Last update of the day: Tomorrow's New York Times has a profile I wrote about Martin Nowak, a mathematical biologist at Harvard. Nowak uses games to understand how cooperation evolved--whether that cooperation is between people or between cells or between genes. I've written about Nowak in passing before--his work on language evolution turns up in my book Evolution: The Triumph of an Idea, and there's a bit on his research on cancer evolution in an article I wrote last year for in Scientific American. But I was very curious to talk to Nowak and figure out how all these topics fit inside the head of one scientist.
If you want to read more about Nowak, he's got pdf's galore at his web site. Be prepared for a lot of math, though. All the equations may leave you wondering what the ethereal realm of math has to do with the blood-and-guts reality of life. And it turns out, Nowak informs me, that the annals of geek humor includes a mathematical biology joke.
A shepherd is tending his sheep, and a man comes by and says, "If I guess the correct number of your sheep, can I have one?"
The shepherd says, "Please try."
The man looks at the flock and says "Eighty-three."
The shepherd is completely amazed that he got the right number. The man picks up a sheep and starts to walk away.
The shepherd says, "Wait! If I guess your profession, can I have my sheep back?"
The man says, "Sure."
The shepherd says, "You must be a mathematical biologist."
The man says, "How did you know?"
"Because you picked up my dog."
Heh. He used that same joke at the AIBS meeting he spoke at in DC this past May too.
I have his "Evolutionary Dynamics" book, but it's not an easy read--I've gone through the chapters on evolution of virulence, HIV and cancer dynamics, but the other ones just aren't light reading to me. He's definitely quite a personality, though...
The NYT article was very interesting, and I think Martin may be onto something with respect to his views on religion and evolution. His initial quote: "Evolution describes the fundamental laws of nature according to which God chose to unfold life" is thought-provoking from both a scientific and religious perspective. However, I'm not sure I agree with his second quote on the subject: "Like mathematics, many theological statements do not need scientific confirmation." I assume he doesn't place "...and on the sixth day, God created Adam and Eve" into that category. "Love thy neighbor" and "let he who is without sin cast the first stone" both work for me, though I'm not sure cherry-picking theological statements would go over too well with the fundamentalist crowd.

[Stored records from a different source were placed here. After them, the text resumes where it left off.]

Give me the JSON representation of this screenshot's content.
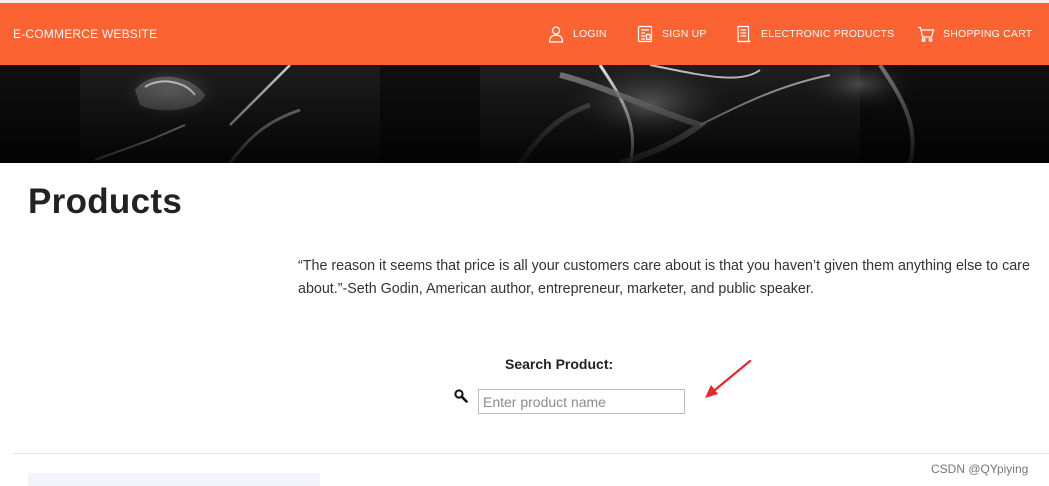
{
  "nav": {
    "brand": "E-COMMERCE WEBSITE",
    "items": [
      {
        "label": "LOGIN",
        "icon": "user-icon"
      },
      {
        "label": "SIGN UP",
        "icon": "register-icon"
      },
      {
        "label": "ELECTRONIC PRODUCTS",
        "icon": "document-icon"
      },
      {
        "label": "SHOPPING CART",
        "icon": "cart-icon"
      }
    ],
    "background_color": "#fc6333",
    "text_color": "#ffffff"
  },
  "page": {
    "title": "Products",
    "quote_line1": "“The reason it seems that price is all your customers care about is that you haven’t given them anything else to care",
    "quote_line2": "about.”-Seth Godin, American author, entrepreneur, marketer, and public speaker."
  },
  "search": {
    "label": "Search Product:",
    "placeholder": "Enter product name",
    "value": "",
    "icon": "magnifier-icon"
  },
  "annotation": {
    "icon": "red-arrow-icon",
    "color": "#e8272a"
  },
  "watermark": "CSDN @QYpiying"
}
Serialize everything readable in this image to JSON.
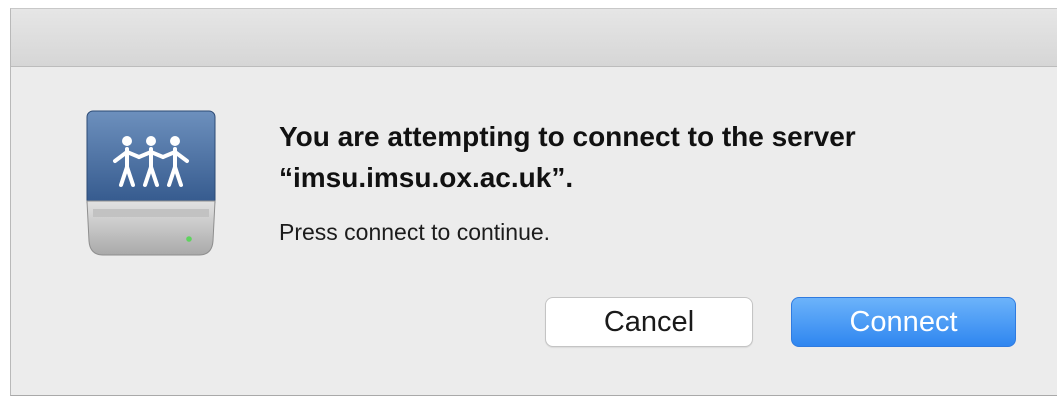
{
  "dialog": {
    "title_line1": "You are attempting to connect to the server",
    "title_line2": "“imsu.imsu.ox.ac.uk”.",
    "detail": "Press connect to continue.",
    "icon": "shared-network-drive-icon"
  },
  "buttons": {
    "cancel_label": "Cancel",
    "connect_label": "Connect"
  },
  "colors": {
    "dialog_background": "#ececec",
    "primary_button": "#3d90f3",
    "drive_face": "#3f6496"
  }
}
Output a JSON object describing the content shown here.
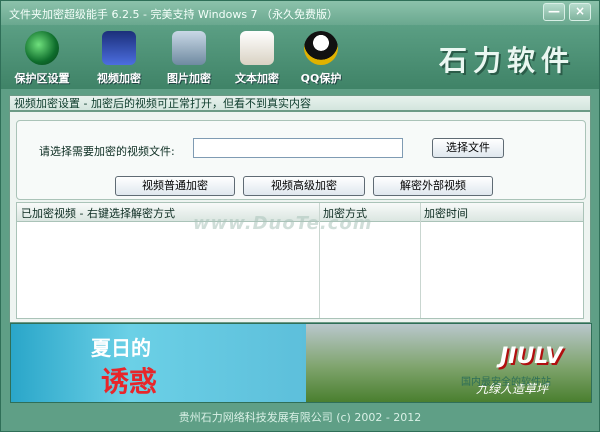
{
  "title": "文件夹加密超级能手 6.2.5 - 完美支持 Windows 7 （永久免费版）",
  "window_controls": {
    "minimize": "—",
    "close": "×"
  },
  "toolbar": {
    "items": [
      {
        "label": "保护区设置",
        "icon": "protect-zone-icon"
      },
      {
        "label": "视频加密",
        "icon": "video-clapper-icon"
      },
      {
        "label": "图片加密",
        "icon": "photo-icon"
      },
      {
        "label": "文本加密",
        "icon": "document-icon"
      },
      {
        "label": "QQ保护",
        "icon": "qq-penguin-icon"
      }
    ],
    "brand": "石力软件"
  },
  "section_title": "视频加密设置 - 加密后的视频可正常打开，但看不到真实内容",
  "file_select": {
    "label": "请选择需要加密的视频文件:",
    "value": "",
    "choose_button": "选择文件"
  },
  "actions": {
    "normal": "视频普通加密",
    "advanced": "视频高级加密",
    "decrypt_external": "解密外部视频"
  },
  "list": {
    "columns": [
      "已加密视频 - 右键选择解密方式",
      "加密方式",
      "加密时间"
    ],
    "rows": [],
    "watermark": "www.DuoTe.com"
  },
  "banner": {
    "left_text_1": "夏日的",
    "left_text_2": "诱惑",
    "right_logo": "JIULV",
    "right_caption": "九绿人造草坪",
    "site_caption": "国内最安全的软件站"
  },
  "footer": "贵州石力网络科技发展有限公司 (c) 2002 - 2012",
  "colors": {
    "frame": "#5f9f86",
    "toolbar": "#3f8367",
    "accent_red": "#e8262a"
  }
}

Are you heading to Rentschler Field tonight (7/31)? You fit the demographic...
I'm a big, big fan of Martin Nowak. Both his Evolutionary Dynamics and his Viral Dynamics are very, very good, and really are quite deep and inspiring. His mathematical intuition for looking at biological systems is magical, but he's also one of those mathematicians that really understands the biology, which is why I think he succeeds more than other physicists and mathematicians that try to dabble in biology. He's not afraid to admit when he doesn't know something, but he's also not afraid to say what he thinks.

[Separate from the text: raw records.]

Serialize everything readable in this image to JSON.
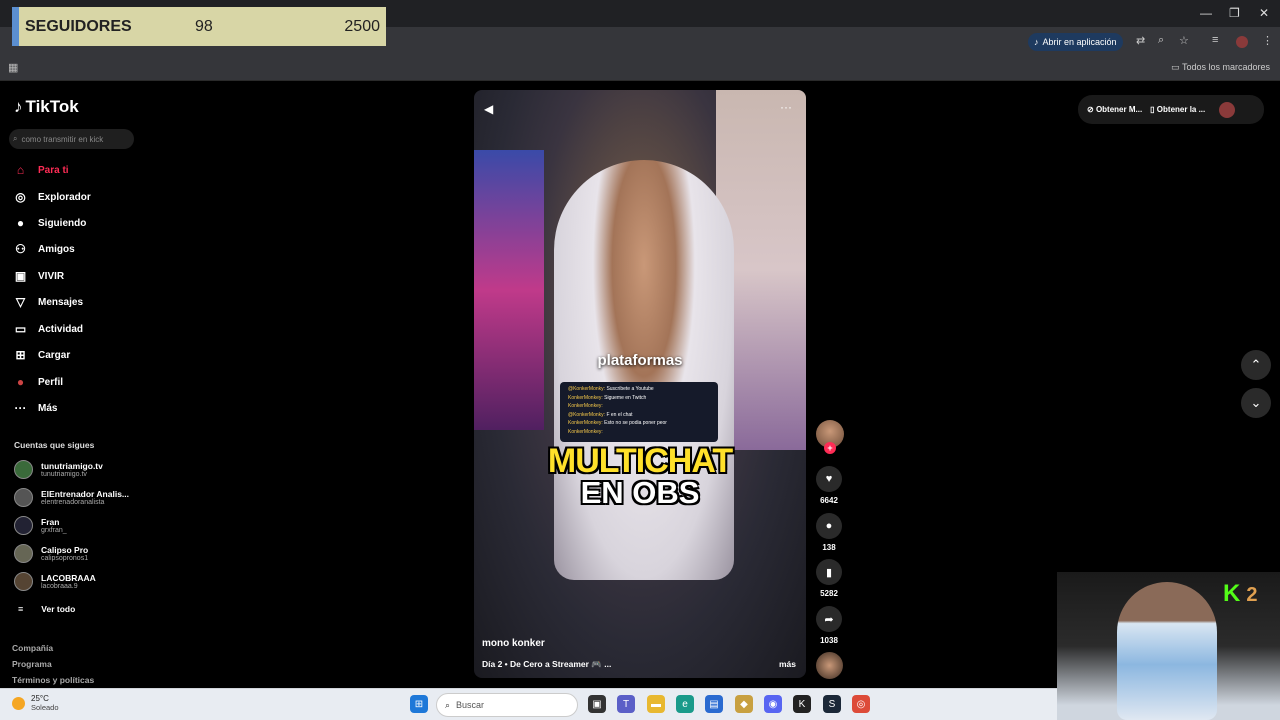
{
  "overlay": {
    "label": "SEGUIDORES",
    "current": "98",
    "goal": "2500"
  },
  "browser": {
    "open_app": "Abrir en aplicación",
    "bookmarks": "Todos los marcadores"
  },
  "sidebar": {
    "logo": "TikTok",
    "search_placeholder": "como transmitir en kick",
    "items": [
      {
        "label": "Para ti",
        "icon": "home-icon"
      },
      {
        "label": "Explorador",
        "icon": "compass-icon"
      },
      {
        "label": "Siguiendo",
        "icon": "following-avatar-icon"
      },
      {
        "label": "Amigos",
        "icon": "friends-icon"
      },
      {
        "label": "VIVIR",
        "icon": "live-icon"
      },
      {
        "label": "Mensajes",
        "icon": "send-icon"
      },
      {
        "label": "Actividad",
        "icon": "activity-icon"
      },
      {
        "label": "Cargar",
        "icon": "upload-icon"
      },
      {
        "label": "Perfil",
        "icon": "profile-icon"
      },
      {
        "label": "Más",
        "icon": "more-icon"
      }
    ],
    "following_title": "Cuentas que sigues",
    "following": [
      {
        "name": "tunutriamigo.tv",
        "handle": "tunutriamigo.tv"
      },
      {
        "name": "ElEntrenador Analis...",
        "handle": "elentrenadoranalista"
      },
      {
        "name": "Fran",
        "handle": "grxfran_"
      },
      {
        "name": "Calipso Pro",
        "handle": "calipsopronos1"
      },
      {
        "name": "LACOBRAAA",
        "handle": "lacobraaa.9"
      }
    ],
    "see_all": "Ver todo",
    "footer": [
      "Compañía",
      "Programa",
      "Términos y políticas"
    ]
  },
  "video": {
    "caption": "plataformas",
    "chat_lines": [
      {
        "user": "@KonkerMonky:",
        "text": "Suscribete a Youtube"
      },
      {
        "user": "KonkerMonkey:",
        "text": "Sigueme en Twitch"
      },
      {
        "user": "KonkerMonkey:",
        "text": ""
      },
      {
        "user": "@KonkerMonky:",
        "text": "F en el chat"
      },
      {
        "user": "KonkerMonkey:",
        "text": "Esto no se podia poner peor"
      },
      {
        "user": "KonkerMonkey:",
        "text": ""
      }
    ],
    "title_line1": "MULTICHAT",
    "title_line2": "EN OBS",
    "author": "mono konker",
    "description": "Día 2 • De Cero a Streamer 🎮 ...",
    "more": "más"
  },
  "actions": {
    "likes": "6642",
    "comments": "138",
    "saves": "5282",
    "shares": "1038"
  },
  "top_right": {
    "btn1": "Obtener M...",
    "btn2": "Obtener la ..."
  },
  "cam_overlay": {
    "number": "2"
  },
  "taskbar": {
    "temp": "25°C",
    "weather": "Soleado",
    "search": "Buscar"
  }
}
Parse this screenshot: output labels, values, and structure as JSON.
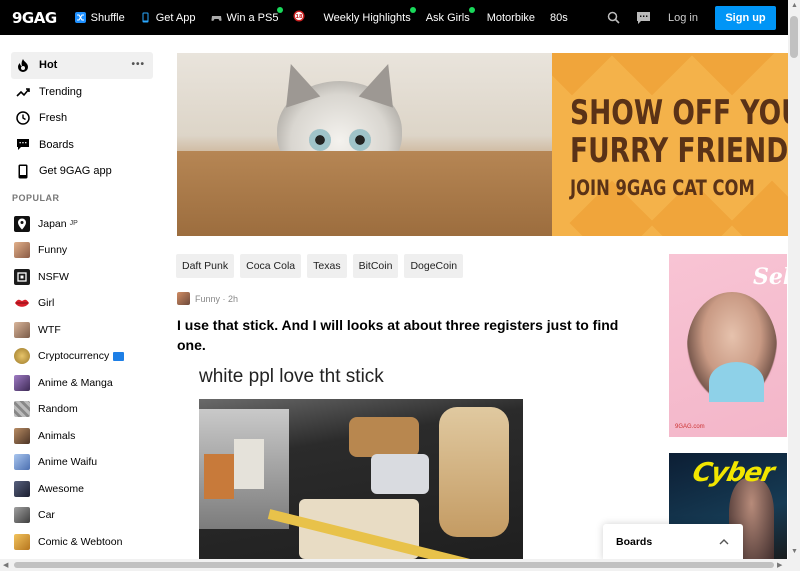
{
  "header": {
    "logo": "9GAG",
    "nav": [
      {
        "label": "Shuffle",
        "icon": "shuffle-icon",
        "color": "#1e90ff",
        "dot": false
      },
      {
        "label": "Get App",
        "icon": "phone-icon",
        "color": "#2aa8ff",
        "dot": false
      },
      {
        "label": "Win a PS5",
        "icon": "gamepad-icon",
        "color": "#aaaaaa",
        "dot": true
      },
      {
        "label": "",
        "icon": "18-plus-icon",
        "color": "#cc2222",
        "dot": false
      },
      {
        "label": "Weekly Highlights",
        "icon": "",
        "color": "",
        "dot": true
      },
      {
        "label": "Ask Girls",
        "icon": "",
        "color": "",
        "dot": true
      },
      {
        "label": "Motorbike",
        "icon": "",
        "color": "",
        "dot": false
      },
      {
        "label": "80s",
        "icon": "",
        "color": "",
        "dot": false
      }
    ],
    "login": "Log in",
    "signup": "Sign up"
  },
  "sidebar": {
    "items": [
      {
        "label": "Hot",
        "icon": "flame-icon",
        "active": true
      },
      {
        "label": "Trending",
        "icon": "trending-icon",
        "active": false
      },
      {
        "label": "Fresh",
        "icon": "clock-icon",
        "active": false
      },
      {
        "label": "Boards",
        "icon": "chat-icon",
        "active": false
      },
      {
        "label": "Get 9GAG app",
        "icon": "phone-icon",
        "active": false
      }
    ],
    "popular_label": "POPULAR",
    "popular": [
      {
        "label": "Japan",
        "suffix": "JP",
        "thumb": "#111111"
      },
      {
        "label": "Funny",
        "suffix": "",
        "thumb": "#c98f6a"
      },
      {
        "label": "NSFW",
        "suffix": "",
        "thumb": "#1b1b1b"
      },
      {
        "label": "Girl",
        "suffix": "",
        "thumb": "#d81f2a"
      },
      {
        "label": "WTF",
        "suffix": "",
        "thumb": "#b3866a"
      },
      {
        "label": "Cryptocurrency",
        "suffix": "",
        "thumb": "#c4a04e",
        "badge": true
      },
      {
        "label": "Anime & Manga",
        "suffix": "",
        "thumb": "#6b4c8a"
      },
      {
        "label": "Random",
        "suffix": "",
        "thumb": "#9a9a9a"
      },
      {
        "label": "Animals",
        "suffix": "",
        "thumb": "#8b6b4b"
      },
      {
        "label": "Anime Waifu",
        "suffix": "",
        "thumb": "#5a7fbf"
      },
      {
        "label": "Awesome",
        "suffix": "",
        "thumb": "#2e3550"
      },
      {
        "label": "Car",
        "suffix": "",
        "thumb": "#6c6c6c"
      },
      {
        "label": "Comic & Webtoon",
        "suffix": "",
        "thumb": "#d9a23a"
      }
    ]
  },
  "banner": {
    "lines": [
      "SHOW OFF YOUR",
      "FURRY FRIENDS",
      "JOIN 9GAG CAT COM"
    ],
    "bg": "#f4b24a",
    "text_color": "#5a3217"
  },
  "tags": [
    "Daft Punk",
    "Coca Cola",
    "Texas",
    "BitCoin",
    "DogeCoin"
  ],
  "post": {
    "section": "Funny",
    "time": "2h",
    "title": "I use that stick. And I will looks at about three registers just to find one.",
    "caption": "white ppl love tht stick"
  },
  "ads": {
    "ad1_text": "Sel",
    "ad1_footer": "9GAG.com",
    "ad2_text": "Cyber"
  },
  "boards_popup": {
    "label": "Boards"
  }
}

He really makes apparent that evolution just can't be studied without mathematics, because any hypothesis about mechanisms of evolution needs to be made rigorous via measurement and quantification and studied to see how feasible such a "just so" story really is.
The real shame is that physicists and mathematicians who dabble in biology keep "rediscovering" and publishing stuff that he's already done 5, 10, even 15 years ago, and he never really gets as much credit as he deserves. I've found papers doing nearly exactly what he already did, and they don't cite any one of his landmark papers.
Can I be shamelessly pedantic about that joke? The sentence, "The man picks up a sheep and starts to walk away", shouldn't be in there. The man didn't pick up a sheep, did he?. A joke should at least have some kind of internal consistency: it shouldn't, as it were, tell a lie. Leave that sentence out, and you're left to assume the man picks up a sheep - and it's that assumption which turns out, hilariously (well, quite amusingly) to be wrong.
Sorry about that. Can't help myself sometimes.
Take your meds.
To be even more pedantic: if the mathematical biologist couldn't tell sheep from dogs, he would have included the dog in his count, so that there were in fact eighty-two sheep and a dog, in which case the shepherd would not have considered eighty-three sheep to be the correct answer.
OK, OK, I'll go and quietly sit in a corner now.
The way I see it, neither genes nor organisms can survive on their own, without cooperation - with each other and/or the environment. Does anyone have a theory to explain the evolution of selfishness? Not sure how the maths works but the competitiveness of 'nature' is something of an anthropomorphism.
(Surely the shepherd discounted the dog, while the mathematical biologist discounted the sheep that was now his; thus they agreed how many there are.)
bob, if I were to take a guess, a simple game model to analyze benefit versus cost of selfishness per event in question might shed some light on that issue.
(and your parenthetical concerning the joke is spot on)
bobtwice, try The Selfish Gene by Richard Dawkins.